Sheth points out three ways to cope with rising prices, beginning with the traditional approach of cutting internal costs. Secondly, firms can match higher input costs by raising their prices. A third option is to invest in sales channels to expand the business footprint. “Just simply raising prices might not get you [where you need to go],” he says.
And not all companies face the same elasticity of demand. “Some companies that took quite a hit in the pandemic are not looking for an immediate price increase,” he explains. “They want to attract customers back first.”
Sheth says companies should hedge their input costs, much as Southwest Airlines did in the 1970s by buying oil price contracts. “If you are a manufacturing company and you need to procure certain raw materials to produce your finished product, you lock in the price of that raw material with your supplier,” he says. But he conceded that with supply chains in disarray in the aftermath of the pandemic, stockpiling inventory of raw materials and even finished components like digital chips is going to be difficult in the coming months.

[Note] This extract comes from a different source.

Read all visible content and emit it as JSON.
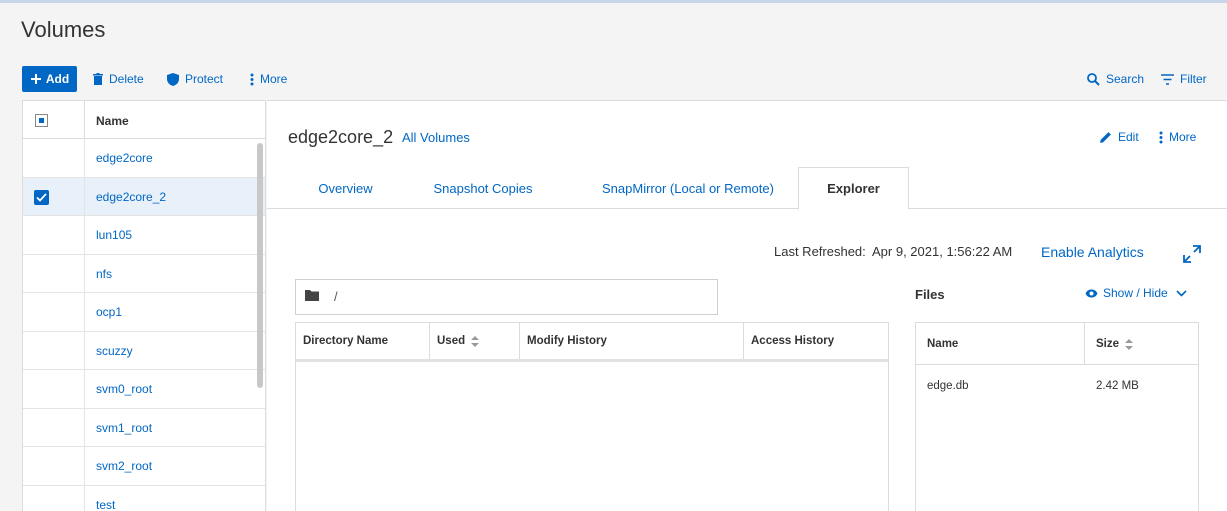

Companies are resorting to multiple duplicate orders with different suppliers to obtain the necessary inputs, but even those efforts have proved less than satisfactory–Ford Motors had to cut production on its best-selling pickup trucks in late August because of the shortages.
Most firms have a primary supplier, and they should be approached to use the past relationship to begin a discussion about lowering prices, suggesting that it may be necessary to use other suppliers to meet your cost goals if the primary supplier is unyielding on price. Another tactic businesses are using is to take a financial stake directly in suppliers to ensure that they are first in line when supplies do exist.
Another concern for companies is the impact inflation may have on labor demands. The recent runup in the US consumer price index is likely to prompt workers to seek higher wages according to Duke University’s Campbell. “If the CPI is running 5.4% and you give an employee a 2% raise, are they going to buy that?” Campbell asks. “They’re going to say, ‘you cut my wage,’ and I need to look elsewhere—and it’s really easy for me to jump to another job right now.”
He says that with wages increasing, at some point it may become attractive for some companies to move manufacturing to cheaper labor countries, but the shortage of spare parts and hefty shipping costs to the US and Europe may make that alternative less appealing.
Another solution is to increase use of technology like machine learning and artificial intelligence to reduce dependence on workers. The pandemic speeded up adoption of digitization of many job functions because workers couldn’t easily get to the office, but that trend is likely to be sticky even when the pandemic ends. For example, the use of contactless digital payments in the US and Europe–which had never taken off–soared because consumers didn’t want to touch terminals for fear of catching Covid-19, while businesses had no one in the office to open mail containing checks from customers. Companies are using video technology mounted on the heads of warehouse employees to conduct inventory counts instead of sending auditors to make the legally mandated inventory controls.